*** DATA EXTRACT Section Begins ***
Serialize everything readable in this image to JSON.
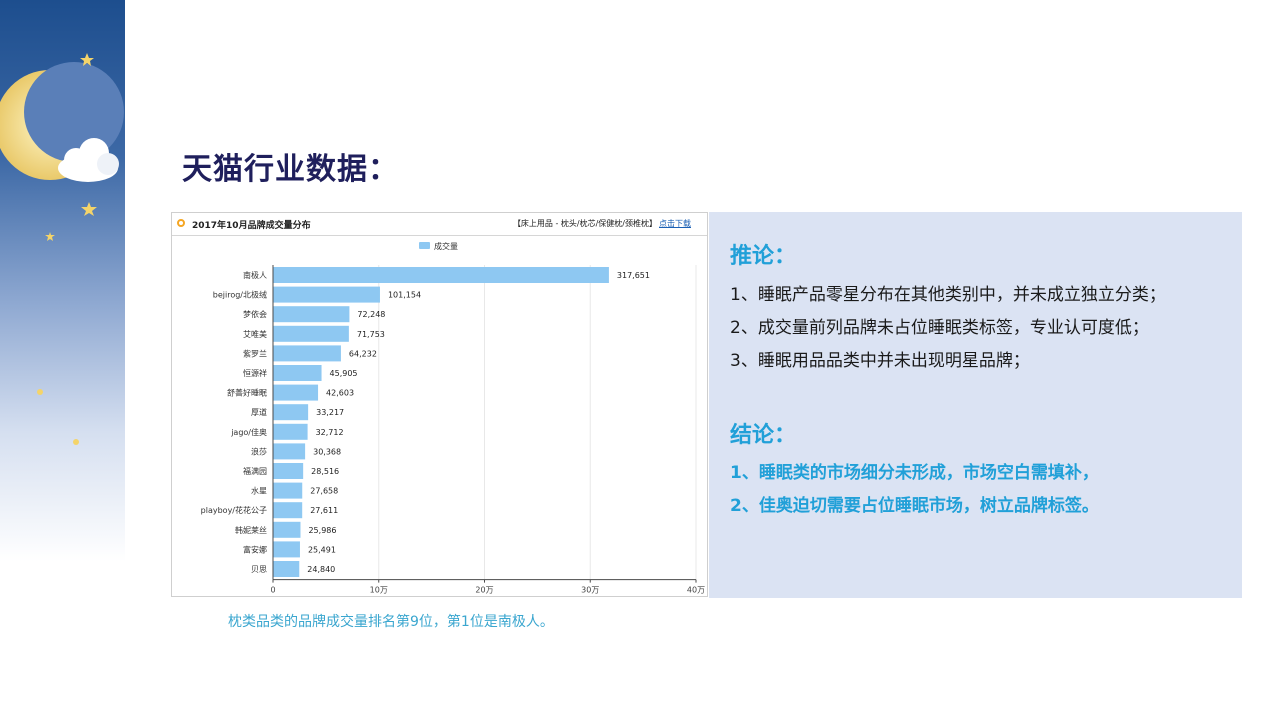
{
  "page": {
    "title": "天猫行业数据："
  },
  "chart_panel": {
    "title": "2017年10月品牌成交量分布",
    "breadcrumb": "【床上用品 - 枕头/枕芯/保健枕/颈椎枕】",
    "download_link": "点击下载"
  },
  "chart_data": {
    "type": "bar",
    "orientation": "horizontal",
    "title": "2017年10月品牌成交量分布",
    "legend": [
      "成交量"
    ],
    "legend_position": "top",
    "categories": [
      "南极人",
      "bejirog/北极绒",
      "梦依会",
      "艾唯美",
      "紫罗兰",
      "恒源祥",
      "舒善好睡眠",
      "厚道",
      "jago/佳奥",
      "浪莎",
      "福满园",
      "水星",
      "playboy/花花公子",
      "韩妮莱丝",
      "富安娜",
      "贝思"
    ],
    "series": [
      {
        "name": "成交量",
        "values": [
          317651,
          101154,
          72248,
          71753,
          64232,
          45905,
          42603,
          33217,
          32712,
          30368,
          28516,
          27658,
          27611,
          25986,
          25491,
          24840
        ]
      }
    ],
    "value_labels": [
      "317,651",
      "101,154",
      "72,248",
      "71,753",
      "64,232",
      "45,905",
      "42,603",
      "33,217",
      "32,712",
      "30,368",
      "28,516",
      "27,658",
      "27,611",
      "25,986",
      "25,491",
      "24,840"
    ],
    "xlim": [
      0,
      400000
    ],
    "x_ticks": [
      0,
      100000,
      200000,
      300000,
      400000
    ],
    "x_tick_labels": [
      "0",
      "10万",
      "20万",
      "30万",
      "40万"
    ],
    "grid": true,
    "bar_color": "#8ec8f2"
  },
  "caption": "枕类品类的品牌成交量排名第9位，第1位是南极人。",
  "analysis": {
    "inference_title": "推论：",
    "inferences": [
      "1、睡眠产品零星分布在其他类别中，并未成立独立分类；",
      "2、成交量前列品牌未占位睡眠类标签，专业认可度低；",
      "3、睡眠用品品类中并未出现明星品牌；"
    ],
    "conclusion_title": "结论：",
    "conclusions": [
      "1、睡眠类的市场细分未形成，市场空白需填补，",
      "2、佳奥迫切需要占位睡眠市场，树立品牌标签。"
    ]
  },
  "colors": {
    "title": "#1f1f5c",
    "accent": "#21a0d8",
    "panel_bg": "#dbe3f3",
    "caption": "#3aa6cf"
  }
}
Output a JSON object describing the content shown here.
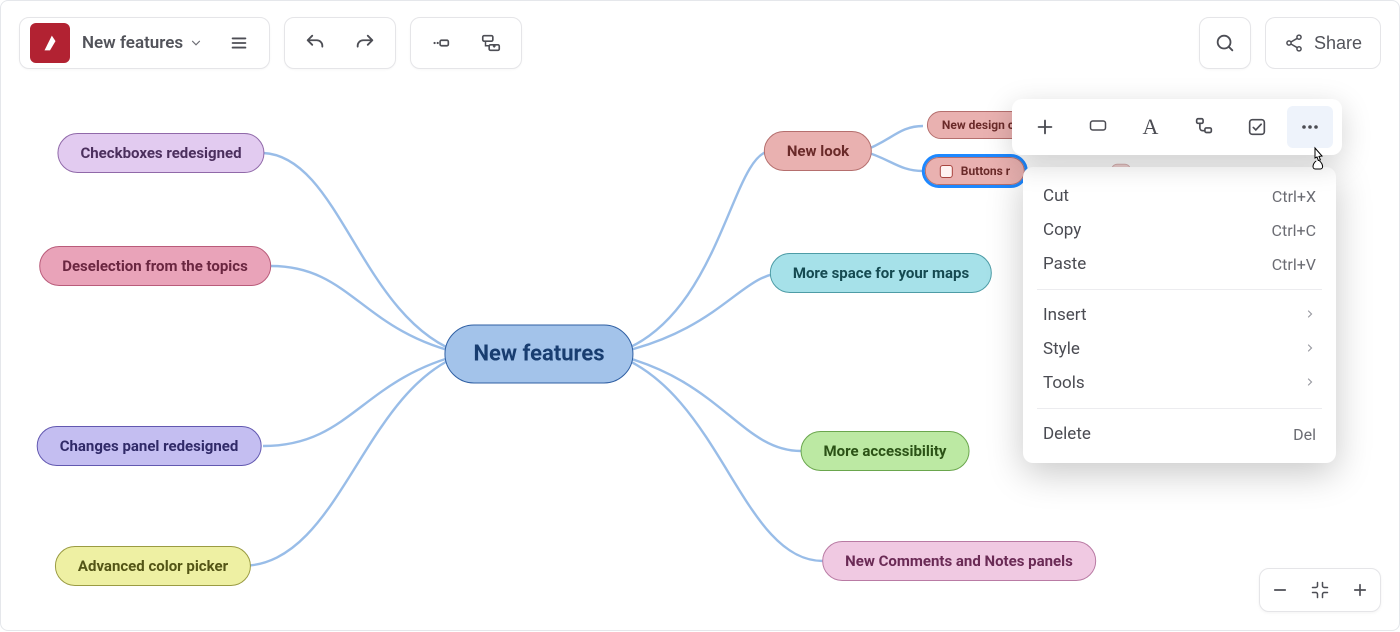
{
  "doc": {
    "title": "New features"
  },
  "toolbar": {
    "share_label": "Share"
  },
  "mindmap": {
    "center": "New features",
    "left": [
      "Checkboxes redesigned",
      "Deselection from the topics",
      "Changes panel redesigned",
      "Advanced color picker"
    ],
    "right": [
      "New look",
      "More space for your maps",
      "More accessibility",
      "New Comments and Notes panels"
    ],
    "newlook_children": [
      "New design c",
      "Buttons r"
    ]
  },
  "contextmenu": {
    "cut": {
      "label": "Cut",
      "shortcut": "Ctrl+X"
    },
    "copy": {
      "label": "Copy",
      "shortcut": "Ctrl+C"
    },
    "paste": {
      "label": "Paste",
      "shortcut": "Ctrl+V"
    },
    "insert": {
      "label": "Insert"
    },
    "style": {
      "label": "Style"
    },
    "tools": {
      "label": "Tools"
    },
    "delete": {
      "label": "Delete",
      "shortcut": "Del"
    }
  }
}
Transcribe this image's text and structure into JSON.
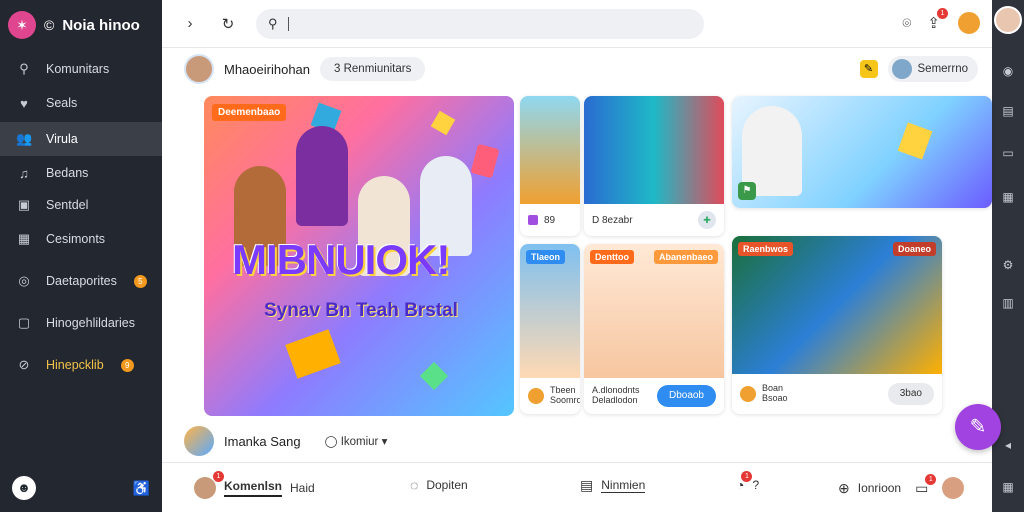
{
  "brand": {
    "name": "Noia hinoo",
    "logo_icon": "star-logo-icon"
  },
  "sidebar": {
    "items": [
      {
        "label": "Komunitars",
        "icon": "person-icon"
      },
      {
        "label": "Seals",
        "icon": "heart-icon"
      },
      {
        "label": "Virula",
        "icon": "people-icon",
        "active": true
      },
      {
        "label": "Bedans",
        "icon": "music-icon"
      },
      {
        "label": "Sentdel",
        "icon": "square-icon"
      },
      {
        "label": "Cesimonts",
        "icon": "grid-icon"
      },
      {
        "label": "Daetaporites",
        "icon": "globe-icon",
        "badge": "5"
      },
      {
        "label": "Hinogehlildaries",
        "icon": "box-icon"
      },
      {
        "label": "Hinepcklib",
        "icon": "compass-icon",
        "badge": "9",
        "highlight": true
      }
    ]
  },
  "topbar": {
    "search_placeholder": "",
    "notif_badge": "1"
  },
  "subheader": {
    "title": "Mhaoeirihohan",
    "pill": "3 Renmiunitars",
    "right_pill": "Semerrno"
  },
  "hero": {
    "tag": "Deemenbaao",
    "title": "MIBNUIOK!",
    "subtitle": "Synav Bn Teah Brstal"
  },
  "cards": [
    {
      "foot_text": "89",
      "foot_text2": "D 8ezabr"
    },
    {
      "tag": "Tlaeon"
    },
    {
      "tag": "Denttoo",
      "foot_text": "Tbeen",
      "foot_text2": "Soomro"
    },
    {
      "tag": "Abanenbaeo",
      "foot_text": "A.dlonodnts",
      "foot_text2": "Deladlodon",
      "button": "Dboaob"
    },
    {
      "tag": "Raenbwos",
      "foot_text": "Boan",
      "foot_text2": "Bsoao",
      "button": "3bao"
    },
    {
      "tag": "Doaneo"
    }
  ],
  "post": {
    "name": "Imanka Sang",
    "comment": "Ikomiur"
  },
  "bottom": {
    "items": [
      {
        "label": "Komenlsn",
        "extra": "Haid",
        "active": true,
        "badge": "1"
      },
      {
        "label": "Dopiten"
      },
      {
        "label": "Ninmien"
      },
      {
        "label": "",
        "extra": "?",
        "badge": "1"
      },
      {
        "label": "Ionrioon",
        "badge": "1"
      }
    ]
  }
}
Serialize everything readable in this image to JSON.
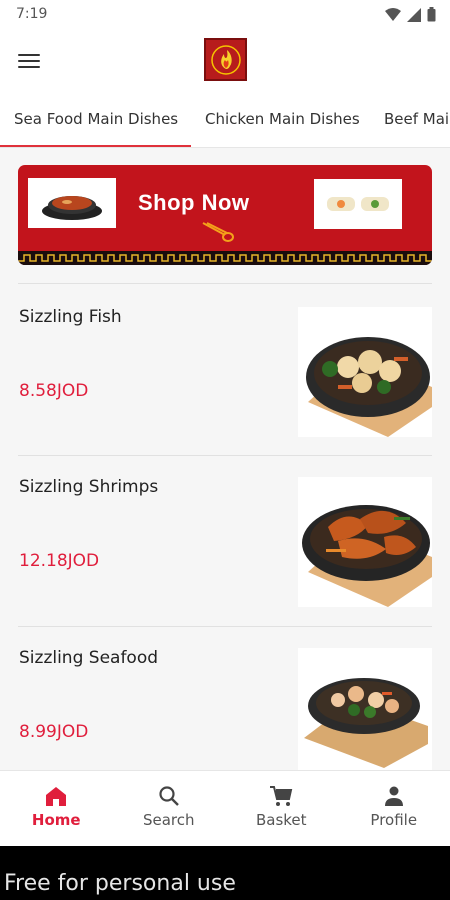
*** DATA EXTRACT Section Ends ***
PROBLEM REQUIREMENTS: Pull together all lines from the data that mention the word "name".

OUTPUT FOR THIS EXERCISE:
        "name": "成交量",
    "name": "Noia hinoo",
    "name": "Imanka Sang",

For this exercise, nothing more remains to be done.